The Giants' defense of their Super Bowl didn't end on the field, but in a scattered attempt to glean information about a game played 600 miles away.
As the Giants filtered into the locker room after Sunday's 42-7 rout of the Eagles, they were barely holding on to their playoff hopes. All they needed was for the Lions to complete a comeback against the Bears to still have a postseason pulse.
A few thousand fans remained in their seats watching the game from Detroit on the video screens at MetLife Stadium, but the end of the Bears' 26-24 win was not on any of the TV screens in the locker room. Instead, word passed from player to player about the result.
Mathias Kiwanuka was told the season was over as he headed into the shower. Eli Manning was at his locker when he learned there would be no game to play next week. David Wilson was told by reporters. "Oh, damn," he said. "Well, that's it."
Chris Snee reached for his smartphone to scan it for updates. He could not get a signal. A perfect metaphor for a frustrating season.
"It hurts," Manning said after throwing five touchdown passes. "Each year, you want to make the playoffs to give yourself an opportunity to win a championship. Nine-seven last year was good enough and it wasn't good enough this year. We knew it wasn't going to be."
It would have been had the Lions beaten the Bears, the Packers beaten the Vikings and the Redskins beaten the Cowboys. But the last half of the four-part parlay never even mattered. Said Osi Umenyiora: "Nobody was really pinning our hopes on Detroit beating Chicago."
The result was a despondent atmosphere after a dominating performance. It was the kind of lopsided affair that the Giants had experienced in the previous two weeks, just from the other side. Although the Lions may have been the final petal to fall from the Giants' magic rose, it was the back-to-back blowout losses to the Falcons and Ravens that really blew up the bridge Tom Coughlin wanted his team to build from last season's championship to this season's.
Which is why Coughlin will be asking questions of players this week, in one-on-one settings, groping for an answer to the question every Giants fan asked after this week's game:
"What in the world was the last two weeks all about?" Coughlin said. "Quite frankly, I'm anxious to find out if anybody has an opinion or an answer . . . I don't know that I will [find an answer]. But maybe someone will give me an idea."
In what likely was Andy Reid's final game as coach, the Eagles (4-12) showed they were playing with nothing to lose from the opening kickoff, when Reid called for an onside kick. The Eagles recovered it, but Stevie Brown intercepted a Michael Vick pass and the Giants were off and running.

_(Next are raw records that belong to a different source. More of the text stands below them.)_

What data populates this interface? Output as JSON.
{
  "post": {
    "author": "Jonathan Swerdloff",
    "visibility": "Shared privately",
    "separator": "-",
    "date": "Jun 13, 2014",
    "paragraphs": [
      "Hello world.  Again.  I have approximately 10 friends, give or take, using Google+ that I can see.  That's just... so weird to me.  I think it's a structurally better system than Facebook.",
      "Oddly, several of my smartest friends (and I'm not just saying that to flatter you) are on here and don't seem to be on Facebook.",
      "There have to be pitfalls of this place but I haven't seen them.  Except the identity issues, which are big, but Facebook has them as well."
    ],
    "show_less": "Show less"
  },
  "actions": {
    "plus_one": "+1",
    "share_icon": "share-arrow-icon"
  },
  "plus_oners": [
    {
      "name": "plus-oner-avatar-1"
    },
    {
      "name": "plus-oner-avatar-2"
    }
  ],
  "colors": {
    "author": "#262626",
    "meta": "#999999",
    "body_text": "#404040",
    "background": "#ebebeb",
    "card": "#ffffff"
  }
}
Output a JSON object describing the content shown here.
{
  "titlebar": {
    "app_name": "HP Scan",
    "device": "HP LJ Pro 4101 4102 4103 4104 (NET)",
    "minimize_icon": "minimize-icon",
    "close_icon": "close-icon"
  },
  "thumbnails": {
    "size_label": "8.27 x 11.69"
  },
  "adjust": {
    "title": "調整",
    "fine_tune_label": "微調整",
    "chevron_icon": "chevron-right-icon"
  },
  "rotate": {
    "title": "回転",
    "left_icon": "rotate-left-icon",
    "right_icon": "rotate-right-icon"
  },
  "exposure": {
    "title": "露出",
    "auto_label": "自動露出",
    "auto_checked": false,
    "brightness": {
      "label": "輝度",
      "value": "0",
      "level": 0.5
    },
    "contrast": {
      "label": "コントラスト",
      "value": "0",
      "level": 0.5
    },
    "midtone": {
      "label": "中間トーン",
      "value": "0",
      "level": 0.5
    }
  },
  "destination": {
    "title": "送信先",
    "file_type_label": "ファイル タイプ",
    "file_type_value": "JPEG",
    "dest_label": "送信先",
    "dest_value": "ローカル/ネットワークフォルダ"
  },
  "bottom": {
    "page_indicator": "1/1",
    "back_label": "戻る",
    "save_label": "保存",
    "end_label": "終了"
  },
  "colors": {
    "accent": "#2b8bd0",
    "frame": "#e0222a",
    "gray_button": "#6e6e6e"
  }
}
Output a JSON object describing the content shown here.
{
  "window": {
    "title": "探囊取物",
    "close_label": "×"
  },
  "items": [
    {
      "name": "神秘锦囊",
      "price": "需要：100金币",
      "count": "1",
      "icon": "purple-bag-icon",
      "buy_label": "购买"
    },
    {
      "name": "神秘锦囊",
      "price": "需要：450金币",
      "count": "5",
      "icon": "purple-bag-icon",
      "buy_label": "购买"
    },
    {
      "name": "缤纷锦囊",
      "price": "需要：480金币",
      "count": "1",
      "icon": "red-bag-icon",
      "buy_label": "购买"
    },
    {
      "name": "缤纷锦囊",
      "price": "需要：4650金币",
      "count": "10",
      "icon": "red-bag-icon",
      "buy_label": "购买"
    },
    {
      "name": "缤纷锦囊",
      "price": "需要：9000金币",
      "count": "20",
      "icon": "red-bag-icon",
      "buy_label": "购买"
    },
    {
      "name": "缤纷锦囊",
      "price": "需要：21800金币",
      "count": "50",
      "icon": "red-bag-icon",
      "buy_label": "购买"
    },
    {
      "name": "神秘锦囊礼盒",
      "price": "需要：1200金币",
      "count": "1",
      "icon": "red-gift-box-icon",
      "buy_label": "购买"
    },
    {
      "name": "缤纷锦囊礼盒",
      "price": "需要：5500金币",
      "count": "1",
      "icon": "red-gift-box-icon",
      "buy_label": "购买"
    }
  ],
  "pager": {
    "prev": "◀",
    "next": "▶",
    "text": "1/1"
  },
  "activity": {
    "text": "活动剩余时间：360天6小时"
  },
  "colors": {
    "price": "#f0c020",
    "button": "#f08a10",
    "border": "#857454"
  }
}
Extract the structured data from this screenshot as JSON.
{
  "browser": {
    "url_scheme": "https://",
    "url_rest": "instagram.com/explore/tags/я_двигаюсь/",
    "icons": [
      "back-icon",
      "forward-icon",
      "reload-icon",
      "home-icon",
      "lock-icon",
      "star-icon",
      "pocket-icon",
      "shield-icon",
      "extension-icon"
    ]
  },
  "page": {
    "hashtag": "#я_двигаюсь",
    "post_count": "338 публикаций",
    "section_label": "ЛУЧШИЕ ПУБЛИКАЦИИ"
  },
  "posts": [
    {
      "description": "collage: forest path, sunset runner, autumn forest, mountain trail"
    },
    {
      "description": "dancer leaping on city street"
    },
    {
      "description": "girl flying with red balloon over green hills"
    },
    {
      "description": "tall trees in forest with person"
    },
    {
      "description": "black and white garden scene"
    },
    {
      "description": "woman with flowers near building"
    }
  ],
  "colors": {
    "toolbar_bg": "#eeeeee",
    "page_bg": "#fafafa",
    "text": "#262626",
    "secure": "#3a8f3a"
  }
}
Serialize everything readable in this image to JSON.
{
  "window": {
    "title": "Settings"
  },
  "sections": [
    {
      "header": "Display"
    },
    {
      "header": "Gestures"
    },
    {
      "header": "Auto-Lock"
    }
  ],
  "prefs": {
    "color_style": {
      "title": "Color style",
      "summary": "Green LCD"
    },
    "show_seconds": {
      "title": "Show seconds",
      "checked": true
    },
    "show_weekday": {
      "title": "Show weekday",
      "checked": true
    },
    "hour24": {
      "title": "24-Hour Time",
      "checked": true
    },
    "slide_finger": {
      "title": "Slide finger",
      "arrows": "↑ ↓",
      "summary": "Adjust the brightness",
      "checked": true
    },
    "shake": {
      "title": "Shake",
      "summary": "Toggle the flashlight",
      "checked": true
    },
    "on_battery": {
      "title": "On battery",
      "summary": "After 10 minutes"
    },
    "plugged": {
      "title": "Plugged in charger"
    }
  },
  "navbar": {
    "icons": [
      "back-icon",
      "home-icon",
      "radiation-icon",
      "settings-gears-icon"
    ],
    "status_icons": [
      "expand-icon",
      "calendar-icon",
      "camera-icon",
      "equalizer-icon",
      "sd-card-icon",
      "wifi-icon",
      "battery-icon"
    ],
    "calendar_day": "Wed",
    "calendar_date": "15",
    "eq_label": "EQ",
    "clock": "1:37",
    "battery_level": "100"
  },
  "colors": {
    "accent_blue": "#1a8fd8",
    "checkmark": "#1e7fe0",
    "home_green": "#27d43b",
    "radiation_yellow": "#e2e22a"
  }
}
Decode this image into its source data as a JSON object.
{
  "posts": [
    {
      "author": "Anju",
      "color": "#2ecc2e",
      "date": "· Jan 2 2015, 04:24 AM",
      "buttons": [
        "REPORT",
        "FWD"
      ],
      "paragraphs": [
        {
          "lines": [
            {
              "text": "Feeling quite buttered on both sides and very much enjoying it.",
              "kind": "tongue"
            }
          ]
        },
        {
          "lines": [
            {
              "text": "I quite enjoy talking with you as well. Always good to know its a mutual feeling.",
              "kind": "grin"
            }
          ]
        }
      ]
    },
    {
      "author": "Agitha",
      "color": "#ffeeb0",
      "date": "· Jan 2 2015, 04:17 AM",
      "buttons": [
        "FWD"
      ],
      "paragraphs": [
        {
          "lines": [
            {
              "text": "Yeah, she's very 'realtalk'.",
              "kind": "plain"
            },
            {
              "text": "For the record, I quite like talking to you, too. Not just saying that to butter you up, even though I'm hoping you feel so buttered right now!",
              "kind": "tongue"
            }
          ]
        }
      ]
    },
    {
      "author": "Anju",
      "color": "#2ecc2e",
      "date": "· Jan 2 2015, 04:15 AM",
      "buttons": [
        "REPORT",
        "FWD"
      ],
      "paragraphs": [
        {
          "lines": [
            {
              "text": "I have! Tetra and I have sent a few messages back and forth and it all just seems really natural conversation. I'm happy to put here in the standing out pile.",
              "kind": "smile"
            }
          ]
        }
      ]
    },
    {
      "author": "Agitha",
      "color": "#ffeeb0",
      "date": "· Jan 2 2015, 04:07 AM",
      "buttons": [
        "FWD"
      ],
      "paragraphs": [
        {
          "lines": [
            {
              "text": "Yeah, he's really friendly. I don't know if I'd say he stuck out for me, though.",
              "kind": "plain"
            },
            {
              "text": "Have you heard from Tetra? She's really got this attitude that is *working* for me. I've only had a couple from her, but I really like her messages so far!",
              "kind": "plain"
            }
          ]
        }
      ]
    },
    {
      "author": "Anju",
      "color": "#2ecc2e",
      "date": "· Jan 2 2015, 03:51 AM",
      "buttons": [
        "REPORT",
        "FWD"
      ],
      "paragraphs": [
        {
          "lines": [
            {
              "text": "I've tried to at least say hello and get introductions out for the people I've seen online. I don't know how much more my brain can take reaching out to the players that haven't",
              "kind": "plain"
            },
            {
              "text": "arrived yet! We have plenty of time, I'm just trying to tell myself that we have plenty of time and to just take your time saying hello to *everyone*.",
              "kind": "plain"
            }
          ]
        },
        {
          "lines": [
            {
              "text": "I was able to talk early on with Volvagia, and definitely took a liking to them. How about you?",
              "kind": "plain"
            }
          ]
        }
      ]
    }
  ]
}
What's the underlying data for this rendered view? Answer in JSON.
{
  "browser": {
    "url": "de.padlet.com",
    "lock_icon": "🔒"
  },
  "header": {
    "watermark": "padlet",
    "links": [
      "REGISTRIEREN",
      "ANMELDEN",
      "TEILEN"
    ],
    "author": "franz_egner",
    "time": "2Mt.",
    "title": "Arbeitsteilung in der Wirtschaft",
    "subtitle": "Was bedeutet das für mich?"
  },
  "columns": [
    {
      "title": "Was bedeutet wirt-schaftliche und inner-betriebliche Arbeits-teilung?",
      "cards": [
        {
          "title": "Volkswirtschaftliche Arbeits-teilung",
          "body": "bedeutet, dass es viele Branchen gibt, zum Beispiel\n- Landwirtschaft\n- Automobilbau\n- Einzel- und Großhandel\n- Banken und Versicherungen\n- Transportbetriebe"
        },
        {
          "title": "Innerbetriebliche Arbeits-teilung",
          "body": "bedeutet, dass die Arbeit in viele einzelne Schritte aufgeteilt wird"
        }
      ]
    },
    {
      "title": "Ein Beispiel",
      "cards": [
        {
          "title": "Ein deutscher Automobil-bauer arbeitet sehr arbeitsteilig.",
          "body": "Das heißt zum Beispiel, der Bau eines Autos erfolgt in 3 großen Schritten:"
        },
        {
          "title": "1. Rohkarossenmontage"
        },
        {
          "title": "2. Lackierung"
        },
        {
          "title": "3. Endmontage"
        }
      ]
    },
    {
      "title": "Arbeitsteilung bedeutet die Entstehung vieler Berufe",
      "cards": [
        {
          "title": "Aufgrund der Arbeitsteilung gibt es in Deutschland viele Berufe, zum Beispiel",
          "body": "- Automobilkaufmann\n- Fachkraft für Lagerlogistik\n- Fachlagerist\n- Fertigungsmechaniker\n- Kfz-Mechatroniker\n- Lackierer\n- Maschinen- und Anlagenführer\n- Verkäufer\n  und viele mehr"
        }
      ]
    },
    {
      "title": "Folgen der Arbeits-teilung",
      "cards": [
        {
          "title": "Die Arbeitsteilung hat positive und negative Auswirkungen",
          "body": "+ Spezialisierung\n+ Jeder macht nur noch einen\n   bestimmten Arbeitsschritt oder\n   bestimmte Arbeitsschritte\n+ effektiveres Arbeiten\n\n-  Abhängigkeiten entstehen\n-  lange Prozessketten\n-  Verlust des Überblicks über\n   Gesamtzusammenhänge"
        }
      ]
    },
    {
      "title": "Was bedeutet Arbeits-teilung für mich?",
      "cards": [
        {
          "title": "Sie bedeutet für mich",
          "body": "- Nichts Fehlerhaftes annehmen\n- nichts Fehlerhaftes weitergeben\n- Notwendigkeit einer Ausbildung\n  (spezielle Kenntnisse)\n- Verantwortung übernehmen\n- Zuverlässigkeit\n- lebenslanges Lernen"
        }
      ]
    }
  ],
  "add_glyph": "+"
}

Manning threw three touchdown passes in the first quarter of a game for the first time in his career, hitting Rueben Randle on 3- and 38-yarders and then finding Wilson on a wheel route for a 15-yarder.
The Giants added two TDs in the final 6:26 of the second quarter. A 1-yard scoring run by Ahmad Bradshaw was followed by a 24-yard pass to Victor Cruz with four seconds left.
The Giants went ahead 42-7 midway through the fourth when Manning hit Henry Hynoski with a 1-yard TD pass.
Bradshaw ran for 107 yards on 16 carries and finished with 1,015 yards. Manning's five TD passes were the most by a Giants quarterback since Phil Simms threw five on Sept. 7, 1980. "There's no enjoyment in not going to the playoffs," Manning said.
Ultimately, that's the reality the Giants will face this week.
"Obviously, I know we're not playing football next week and it's slowly kicking in," Manning said. "We'll be reflecting these next few weeks and try to see where we need to improve and what went wrong at times and say goodbye to a few players, not knowing if they're going to be part of your team next year.
"I appreciate all the teammates and all the coaches this year for all the hard work that they put in, and I wish it would have led to a better season."